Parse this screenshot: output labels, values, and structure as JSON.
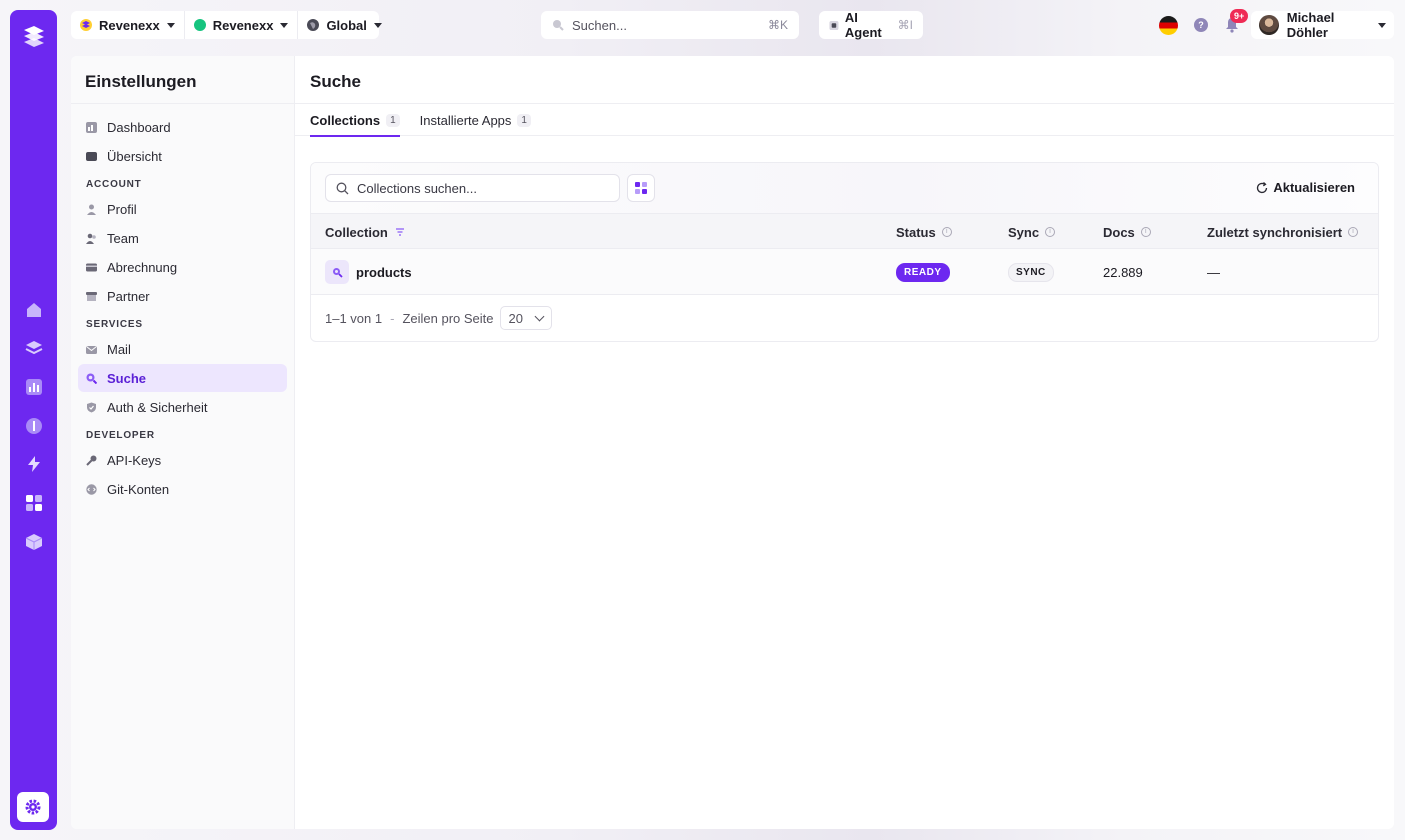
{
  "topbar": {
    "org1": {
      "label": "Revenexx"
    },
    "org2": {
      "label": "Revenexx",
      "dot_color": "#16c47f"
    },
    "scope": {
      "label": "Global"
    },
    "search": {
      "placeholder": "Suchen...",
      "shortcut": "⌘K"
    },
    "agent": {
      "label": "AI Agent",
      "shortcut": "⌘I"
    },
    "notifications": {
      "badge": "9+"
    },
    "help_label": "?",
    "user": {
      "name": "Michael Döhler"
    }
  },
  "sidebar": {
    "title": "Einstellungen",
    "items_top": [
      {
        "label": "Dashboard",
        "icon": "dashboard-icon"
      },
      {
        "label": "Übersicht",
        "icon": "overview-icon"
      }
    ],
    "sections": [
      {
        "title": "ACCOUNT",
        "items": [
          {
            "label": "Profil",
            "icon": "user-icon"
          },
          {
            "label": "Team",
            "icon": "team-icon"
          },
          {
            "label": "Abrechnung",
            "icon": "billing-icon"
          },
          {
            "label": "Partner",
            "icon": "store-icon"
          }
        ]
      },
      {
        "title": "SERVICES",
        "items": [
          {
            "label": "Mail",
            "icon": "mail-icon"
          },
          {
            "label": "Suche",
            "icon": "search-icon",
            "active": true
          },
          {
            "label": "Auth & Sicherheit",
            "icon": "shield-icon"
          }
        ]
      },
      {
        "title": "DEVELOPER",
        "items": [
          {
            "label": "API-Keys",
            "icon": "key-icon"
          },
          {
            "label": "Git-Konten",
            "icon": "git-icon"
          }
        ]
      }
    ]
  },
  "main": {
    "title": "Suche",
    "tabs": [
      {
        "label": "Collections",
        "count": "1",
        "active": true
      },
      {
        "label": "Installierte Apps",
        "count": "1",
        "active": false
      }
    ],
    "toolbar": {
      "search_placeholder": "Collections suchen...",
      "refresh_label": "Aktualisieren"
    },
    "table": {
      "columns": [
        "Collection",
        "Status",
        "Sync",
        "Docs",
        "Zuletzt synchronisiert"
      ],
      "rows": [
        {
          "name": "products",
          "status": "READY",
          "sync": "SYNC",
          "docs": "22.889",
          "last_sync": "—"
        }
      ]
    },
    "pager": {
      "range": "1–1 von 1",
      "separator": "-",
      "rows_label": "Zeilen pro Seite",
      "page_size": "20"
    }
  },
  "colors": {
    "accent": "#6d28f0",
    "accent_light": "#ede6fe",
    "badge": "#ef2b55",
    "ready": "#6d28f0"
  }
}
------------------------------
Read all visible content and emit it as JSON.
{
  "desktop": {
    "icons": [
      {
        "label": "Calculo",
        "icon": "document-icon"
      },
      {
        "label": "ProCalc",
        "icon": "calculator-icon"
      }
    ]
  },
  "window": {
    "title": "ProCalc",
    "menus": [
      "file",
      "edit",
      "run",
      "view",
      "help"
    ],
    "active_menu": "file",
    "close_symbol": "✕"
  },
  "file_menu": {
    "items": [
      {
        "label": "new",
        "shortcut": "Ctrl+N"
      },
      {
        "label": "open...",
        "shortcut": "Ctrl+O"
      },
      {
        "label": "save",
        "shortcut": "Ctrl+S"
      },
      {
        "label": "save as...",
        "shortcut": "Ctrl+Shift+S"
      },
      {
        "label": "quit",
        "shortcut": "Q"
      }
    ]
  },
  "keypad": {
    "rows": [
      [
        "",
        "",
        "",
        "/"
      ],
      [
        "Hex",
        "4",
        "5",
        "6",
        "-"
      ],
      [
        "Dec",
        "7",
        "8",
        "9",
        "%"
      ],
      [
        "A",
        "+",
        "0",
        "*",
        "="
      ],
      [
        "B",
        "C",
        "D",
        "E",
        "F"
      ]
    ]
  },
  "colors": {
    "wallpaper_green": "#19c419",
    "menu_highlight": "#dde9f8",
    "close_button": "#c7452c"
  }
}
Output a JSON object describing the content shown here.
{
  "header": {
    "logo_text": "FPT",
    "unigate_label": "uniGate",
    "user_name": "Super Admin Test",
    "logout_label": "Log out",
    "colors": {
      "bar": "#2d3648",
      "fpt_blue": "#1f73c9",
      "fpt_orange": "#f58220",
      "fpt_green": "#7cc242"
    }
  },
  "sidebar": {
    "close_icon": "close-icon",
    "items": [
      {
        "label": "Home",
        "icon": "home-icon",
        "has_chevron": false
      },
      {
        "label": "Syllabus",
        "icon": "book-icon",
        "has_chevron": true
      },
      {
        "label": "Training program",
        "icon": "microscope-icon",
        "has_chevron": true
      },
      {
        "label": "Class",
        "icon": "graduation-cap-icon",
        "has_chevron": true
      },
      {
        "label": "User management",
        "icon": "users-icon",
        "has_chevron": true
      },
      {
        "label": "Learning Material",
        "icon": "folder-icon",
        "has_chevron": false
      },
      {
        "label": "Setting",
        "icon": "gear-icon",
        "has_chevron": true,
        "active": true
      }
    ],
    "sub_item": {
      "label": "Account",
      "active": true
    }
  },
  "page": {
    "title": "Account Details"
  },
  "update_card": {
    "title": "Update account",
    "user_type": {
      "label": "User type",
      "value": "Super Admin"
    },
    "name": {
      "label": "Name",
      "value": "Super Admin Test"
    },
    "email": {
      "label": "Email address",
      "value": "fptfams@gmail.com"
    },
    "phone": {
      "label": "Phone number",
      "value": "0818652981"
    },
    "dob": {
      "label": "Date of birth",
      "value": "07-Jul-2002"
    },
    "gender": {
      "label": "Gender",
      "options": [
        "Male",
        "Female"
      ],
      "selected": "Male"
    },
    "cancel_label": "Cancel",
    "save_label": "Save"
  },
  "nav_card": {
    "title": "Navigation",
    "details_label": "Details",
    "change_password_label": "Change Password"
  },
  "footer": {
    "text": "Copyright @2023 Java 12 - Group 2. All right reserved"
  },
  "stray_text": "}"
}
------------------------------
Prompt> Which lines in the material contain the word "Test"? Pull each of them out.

Task response>
    "user_name": "Super Admin Test",
      "value": "Super Admin Test"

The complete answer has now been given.